___ Extracted entries

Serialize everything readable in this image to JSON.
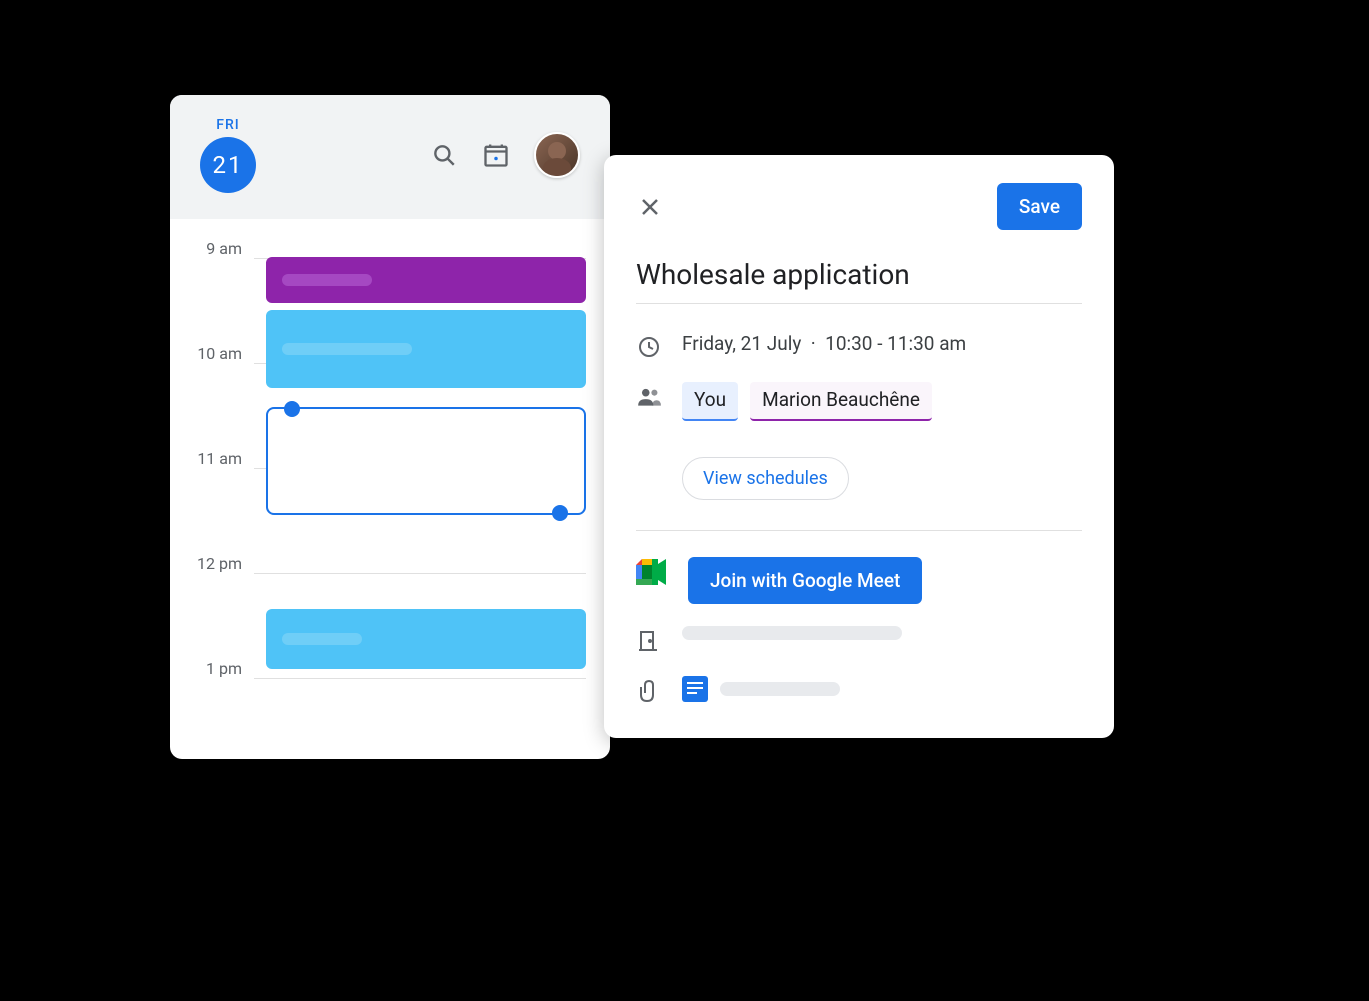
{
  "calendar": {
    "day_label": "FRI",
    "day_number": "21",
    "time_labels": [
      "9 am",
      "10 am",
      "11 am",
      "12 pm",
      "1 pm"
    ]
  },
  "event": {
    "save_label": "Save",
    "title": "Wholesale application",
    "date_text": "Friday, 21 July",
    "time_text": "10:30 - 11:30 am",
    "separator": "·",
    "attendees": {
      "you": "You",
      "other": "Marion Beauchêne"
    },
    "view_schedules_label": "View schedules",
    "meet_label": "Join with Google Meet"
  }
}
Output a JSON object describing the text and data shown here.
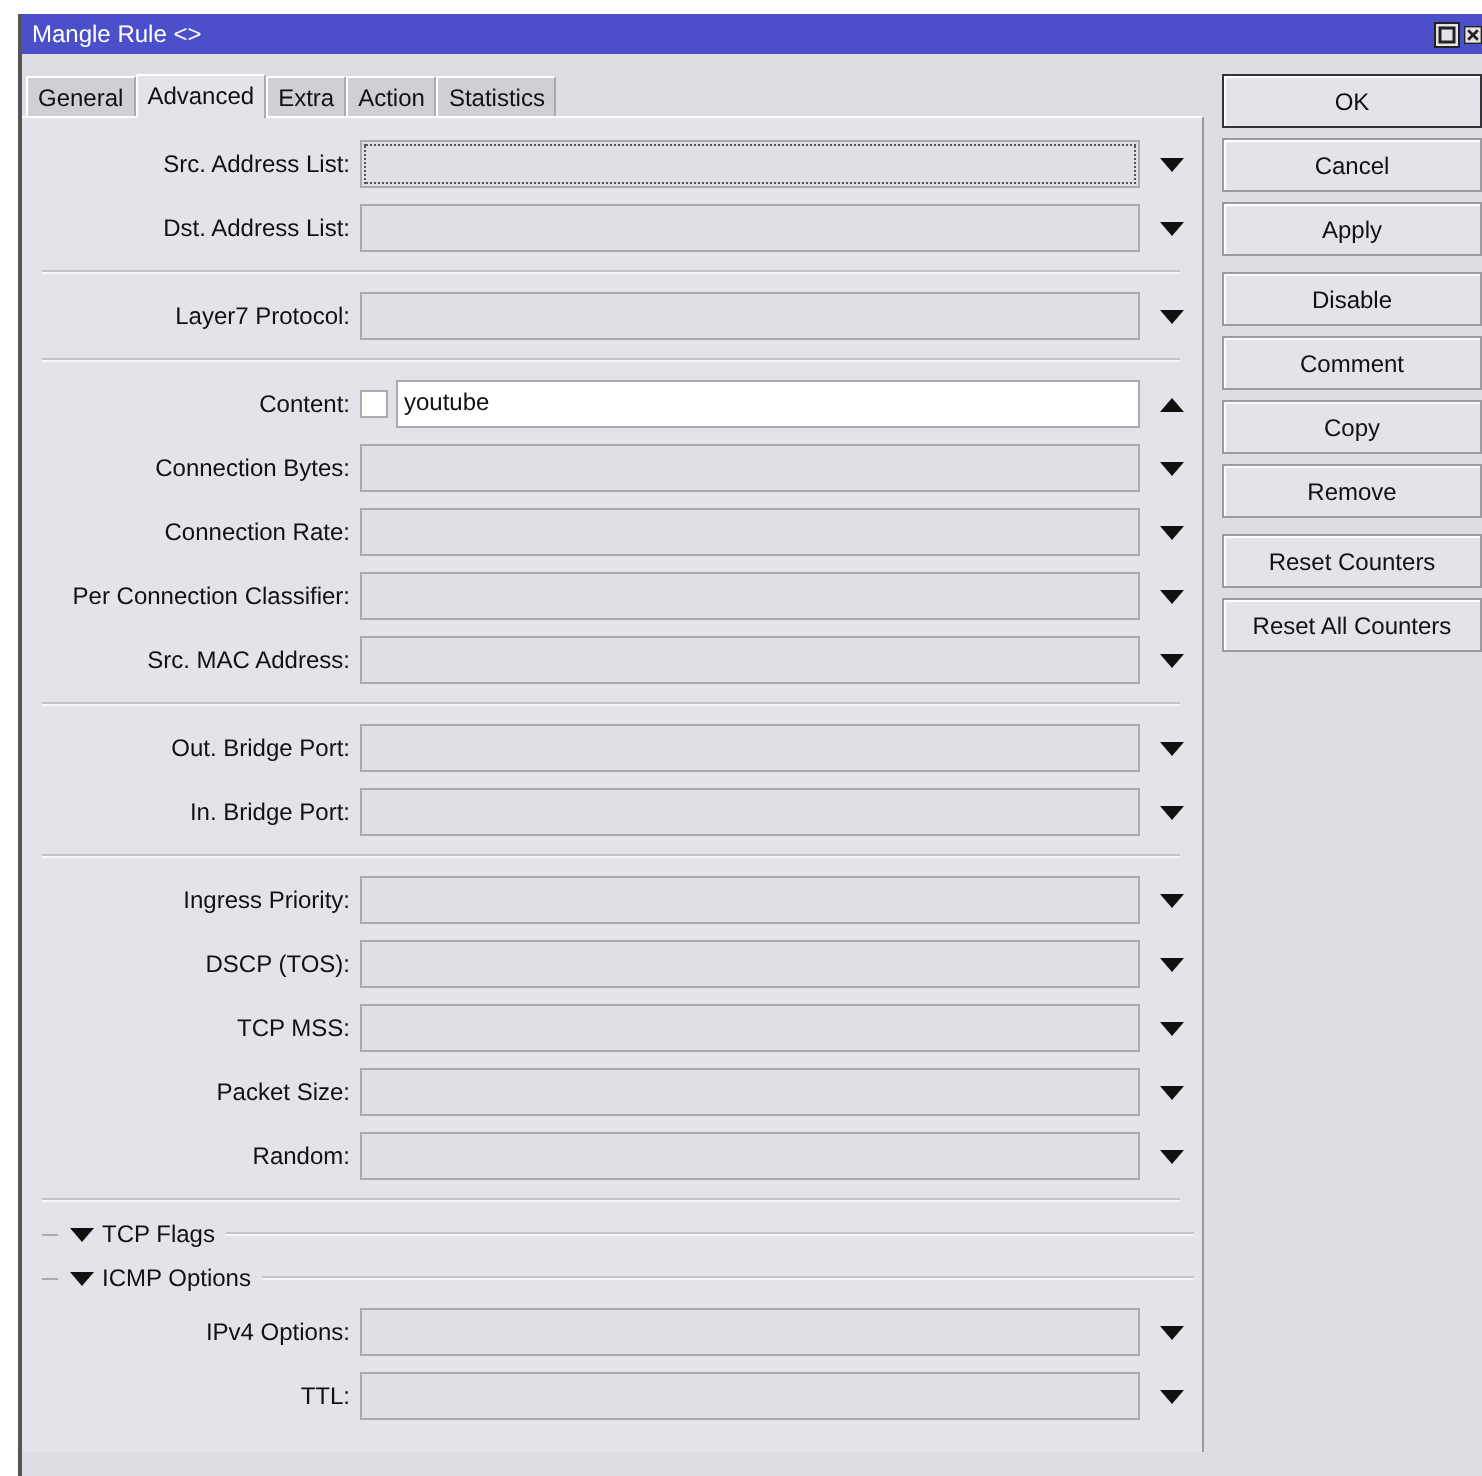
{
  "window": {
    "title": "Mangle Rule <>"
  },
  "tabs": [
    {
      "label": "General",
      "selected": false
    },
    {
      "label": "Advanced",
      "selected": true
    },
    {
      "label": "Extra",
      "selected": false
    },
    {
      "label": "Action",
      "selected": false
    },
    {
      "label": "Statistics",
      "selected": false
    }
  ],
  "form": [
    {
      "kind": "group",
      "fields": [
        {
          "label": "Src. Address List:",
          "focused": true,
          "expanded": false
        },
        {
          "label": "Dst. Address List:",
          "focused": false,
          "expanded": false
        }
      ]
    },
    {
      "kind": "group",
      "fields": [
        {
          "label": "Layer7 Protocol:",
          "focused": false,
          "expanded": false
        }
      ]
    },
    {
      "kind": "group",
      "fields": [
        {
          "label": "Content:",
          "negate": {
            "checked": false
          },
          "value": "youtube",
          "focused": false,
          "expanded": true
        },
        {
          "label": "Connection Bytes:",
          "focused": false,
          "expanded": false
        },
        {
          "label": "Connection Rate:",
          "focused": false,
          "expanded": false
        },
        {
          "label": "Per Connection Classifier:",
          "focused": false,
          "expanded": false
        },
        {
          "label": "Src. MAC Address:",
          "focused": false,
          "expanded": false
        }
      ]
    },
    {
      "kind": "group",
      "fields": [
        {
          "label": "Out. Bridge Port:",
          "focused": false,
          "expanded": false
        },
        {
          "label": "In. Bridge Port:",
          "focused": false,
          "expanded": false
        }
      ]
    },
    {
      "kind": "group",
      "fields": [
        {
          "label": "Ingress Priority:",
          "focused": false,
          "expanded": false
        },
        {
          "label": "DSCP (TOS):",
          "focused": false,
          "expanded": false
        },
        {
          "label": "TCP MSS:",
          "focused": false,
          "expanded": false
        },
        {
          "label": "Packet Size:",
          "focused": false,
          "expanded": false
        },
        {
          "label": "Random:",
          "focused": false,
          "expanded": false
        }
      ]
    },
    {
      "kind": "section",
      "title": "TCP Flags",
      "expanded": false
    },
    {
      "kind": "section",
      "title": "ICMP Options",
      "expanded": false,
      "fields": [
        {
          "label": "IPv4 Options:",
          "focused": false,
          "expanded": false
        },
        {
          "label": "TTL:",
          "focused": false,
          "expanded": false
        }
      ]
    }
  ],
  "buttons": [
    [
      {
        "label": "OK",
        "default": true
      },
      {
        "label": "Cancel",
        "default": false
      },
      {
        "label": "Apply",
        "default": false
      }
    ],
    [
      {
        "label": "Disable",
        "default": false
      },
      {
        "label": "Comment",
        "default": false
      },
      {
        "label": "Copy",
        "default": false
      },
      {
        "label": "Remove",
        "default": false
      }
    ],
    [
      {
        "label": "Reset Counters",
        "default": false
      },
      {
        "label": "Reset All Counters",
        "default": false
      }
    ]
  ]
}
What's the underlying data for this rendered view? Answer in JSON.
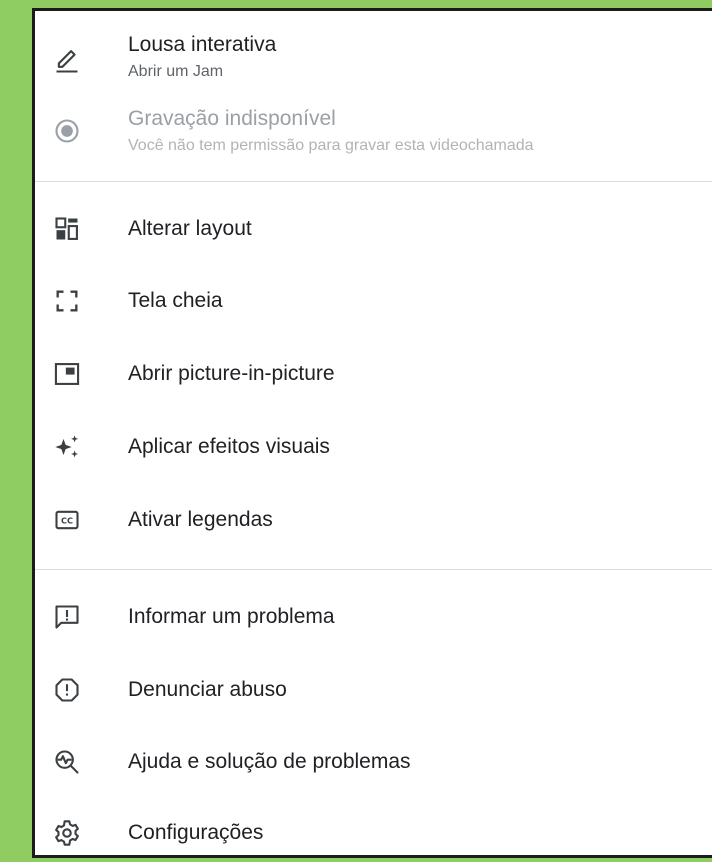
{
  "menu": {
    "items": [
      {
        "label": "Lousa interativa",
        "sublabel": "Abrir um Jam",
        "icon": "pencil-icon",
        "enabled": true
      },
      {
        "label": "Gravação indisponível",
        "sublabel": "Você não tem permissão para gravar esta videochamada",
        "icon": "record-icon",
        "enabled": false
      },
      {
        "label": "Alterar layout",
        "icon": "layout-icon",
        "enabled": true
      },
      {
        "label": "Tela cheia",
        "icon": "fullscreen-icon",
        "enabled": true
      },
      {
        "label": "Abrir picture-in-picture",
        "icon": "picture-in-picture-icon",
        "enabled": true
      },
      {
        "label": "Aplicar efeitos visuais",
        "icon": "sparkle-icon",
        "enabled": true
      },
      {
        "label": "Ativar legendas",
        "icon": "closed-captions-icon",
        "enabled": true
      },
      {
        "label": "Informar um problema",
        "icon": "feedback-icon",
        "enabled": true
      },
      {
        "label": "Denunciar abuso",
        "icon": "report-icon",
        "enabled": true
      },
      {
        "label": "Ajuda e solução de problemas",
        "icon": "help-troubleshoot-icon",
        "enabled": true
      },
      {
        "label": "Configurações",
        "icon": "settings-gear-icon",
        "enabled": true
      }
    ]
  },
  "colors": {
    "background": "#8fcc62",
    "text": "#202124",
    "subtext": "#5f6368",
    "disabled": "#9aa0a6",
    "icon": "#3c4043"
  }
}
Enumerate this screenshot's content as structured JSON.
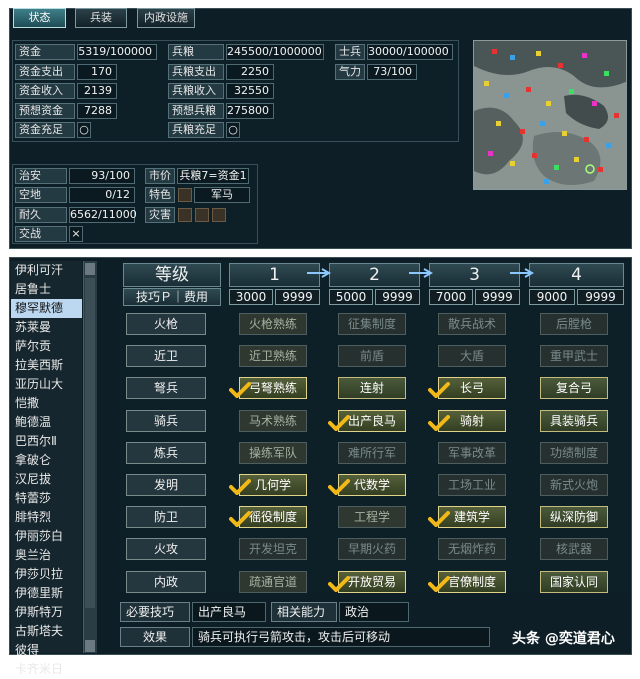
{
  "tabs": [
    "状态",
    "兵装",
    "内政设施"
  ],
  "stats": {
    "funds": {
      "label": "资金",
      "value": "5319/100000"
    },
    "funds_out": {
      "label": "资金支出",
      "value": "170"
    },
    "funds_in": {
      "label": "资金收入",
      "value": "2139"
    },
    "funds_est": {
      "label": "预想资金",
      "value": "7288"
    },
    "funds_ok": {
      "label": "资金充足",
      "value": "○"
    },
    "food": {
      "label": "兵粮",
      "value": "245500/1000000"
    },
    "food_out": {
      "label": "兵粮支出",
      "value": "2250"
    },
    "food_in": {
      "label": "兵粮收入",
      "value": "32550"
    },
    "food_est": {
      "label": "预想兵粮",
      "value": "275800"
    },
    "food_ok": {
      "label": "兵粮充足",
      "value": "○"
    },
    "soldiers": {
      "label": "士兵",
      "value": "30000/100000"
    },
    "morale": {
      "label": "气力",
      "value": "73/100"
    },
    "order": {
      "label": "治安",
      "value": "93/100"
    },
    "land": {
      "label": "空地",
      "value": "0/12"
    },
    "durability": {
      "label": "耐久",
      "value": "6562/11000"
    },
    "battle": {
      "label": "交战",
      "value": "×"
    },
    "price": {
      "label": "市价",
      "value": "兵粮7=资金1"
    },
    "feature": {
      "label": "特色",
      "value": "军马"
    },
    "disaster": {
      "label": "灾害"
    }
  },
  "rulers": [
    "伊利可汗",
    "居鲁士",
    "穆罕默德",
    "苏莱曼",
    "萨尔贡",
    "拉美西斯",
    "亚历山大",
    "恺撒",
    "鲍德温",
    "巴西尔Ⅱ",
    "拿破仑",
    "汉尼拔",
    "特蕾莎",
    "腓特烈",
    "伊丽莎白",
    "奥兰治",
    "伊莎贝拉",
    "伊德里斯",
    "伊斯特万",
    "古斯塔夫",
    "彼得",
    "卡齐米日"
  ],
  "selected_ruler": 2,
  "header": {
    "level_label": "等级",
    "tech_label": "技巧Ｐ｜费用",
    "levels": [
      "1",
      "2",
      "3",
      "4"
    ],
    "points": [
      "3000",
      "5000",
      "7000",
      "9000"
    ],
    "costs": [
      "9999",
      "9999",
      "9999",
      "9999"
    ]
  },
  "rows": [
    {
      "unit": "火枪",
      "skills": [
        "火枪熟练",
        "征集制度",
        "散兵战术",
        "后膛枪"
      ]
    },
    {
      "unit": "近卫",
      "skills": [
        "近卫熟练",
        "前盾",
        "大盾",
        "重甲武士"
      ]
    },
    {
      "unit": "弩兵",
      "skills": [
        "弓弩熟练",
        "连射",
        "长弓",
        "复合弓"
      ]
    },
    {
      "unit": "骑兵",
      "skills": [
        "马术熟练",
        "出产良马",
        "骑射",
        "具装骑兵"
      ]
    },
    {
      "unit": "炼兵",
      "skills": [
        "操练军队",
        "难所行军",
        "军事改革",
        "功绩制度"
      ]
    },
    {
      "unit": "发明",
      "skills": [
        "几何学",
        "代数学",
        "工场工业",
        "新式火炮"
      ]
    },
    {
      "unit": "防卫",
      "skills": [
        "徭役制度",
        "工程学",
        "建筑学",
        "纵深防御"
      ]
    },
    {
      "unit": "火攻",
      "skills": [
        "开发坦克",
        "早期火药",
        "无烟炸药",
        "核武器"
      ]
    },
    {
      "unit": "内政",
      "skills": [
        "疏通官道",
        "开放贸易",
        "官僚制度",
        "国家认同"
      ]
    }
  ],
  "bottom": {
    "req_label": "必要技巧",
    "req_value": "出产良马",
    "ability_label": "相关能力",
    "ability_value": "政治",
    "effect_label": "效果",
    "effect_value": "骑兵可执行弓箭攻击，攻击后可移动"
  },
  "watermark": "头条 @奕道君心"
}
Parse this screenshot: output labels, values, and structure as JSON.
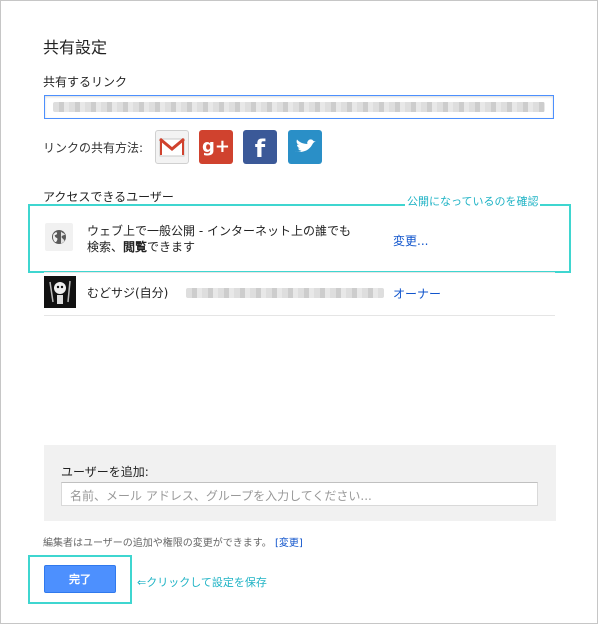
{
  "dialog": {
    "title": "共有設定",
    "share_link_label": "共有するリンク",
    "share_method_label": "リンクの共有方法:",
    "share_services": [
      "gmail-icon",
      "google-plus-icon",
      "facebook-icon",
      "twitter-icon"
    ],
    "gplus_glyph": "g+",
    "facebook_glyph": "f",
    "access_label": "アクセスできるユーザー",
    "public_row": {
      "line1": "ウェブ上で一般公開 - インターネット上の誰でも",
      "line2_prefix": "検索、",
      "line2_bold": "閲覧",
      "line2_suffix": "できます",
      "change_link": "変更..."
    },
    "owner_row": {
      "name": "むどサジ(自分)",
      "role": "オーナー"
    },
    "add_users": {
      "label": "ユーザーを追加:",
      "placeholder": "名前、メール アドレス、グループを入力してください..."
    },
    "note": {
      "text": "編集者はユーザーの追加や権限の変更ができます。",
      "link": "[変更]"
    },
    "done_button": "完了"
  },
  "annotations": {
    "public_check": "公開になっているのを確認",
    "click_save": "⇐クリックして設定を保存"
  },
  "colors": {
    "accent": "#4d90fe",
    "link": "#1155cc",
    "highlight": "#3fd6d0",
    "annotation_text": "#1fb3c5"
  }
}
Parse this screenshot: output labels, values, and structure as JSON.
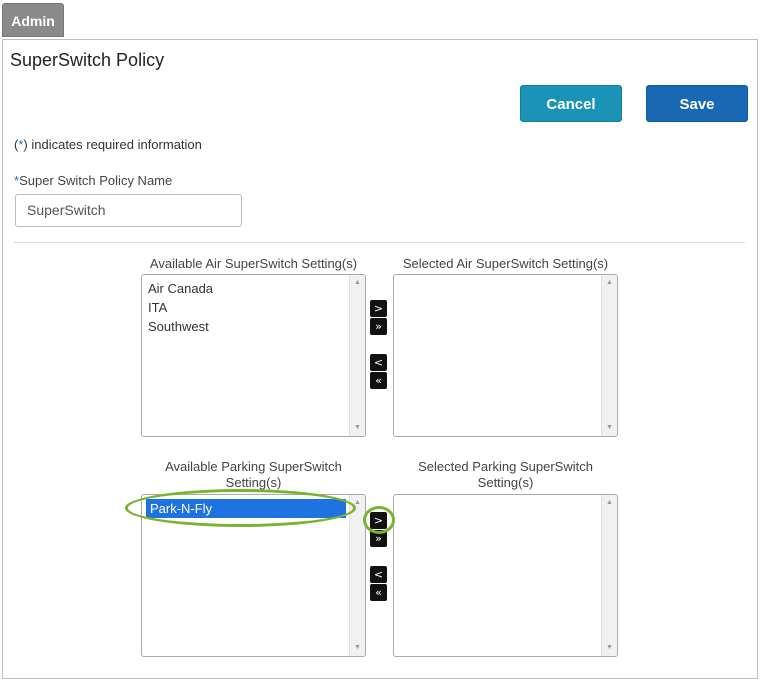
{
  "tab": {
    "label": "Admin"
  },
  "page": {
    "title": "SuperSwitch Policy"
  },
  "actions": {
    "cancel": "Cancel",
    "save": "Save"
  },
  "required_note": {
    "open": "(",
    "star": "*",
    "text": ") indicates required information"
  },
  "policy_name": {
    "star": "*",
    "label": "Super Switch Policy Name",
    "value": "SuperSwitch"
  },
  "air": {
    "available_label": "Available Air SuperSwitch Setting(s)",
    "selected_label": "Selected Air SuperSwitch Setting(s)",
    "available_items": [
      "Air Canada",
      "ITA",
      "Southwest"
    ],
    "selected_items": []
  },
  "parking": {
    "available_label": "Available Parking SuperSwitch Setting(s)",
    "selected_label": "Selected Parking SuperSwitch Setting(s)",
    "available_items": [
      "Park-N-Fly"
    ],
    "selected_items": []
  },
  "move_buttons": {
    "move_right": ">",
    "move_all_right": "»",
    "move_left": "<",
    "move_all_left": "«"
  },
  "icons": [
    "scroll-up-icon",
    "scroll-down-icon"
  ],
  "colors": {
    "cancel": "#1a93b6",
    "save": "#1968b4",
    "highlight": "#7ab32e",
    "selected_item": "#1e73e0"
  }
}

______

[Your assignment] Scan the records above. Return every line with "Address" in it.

[Completed exercise]
          "label": "Src. Address List:",
          "label": "Dst. Address List:",
          "label": "Src. MAC Address:",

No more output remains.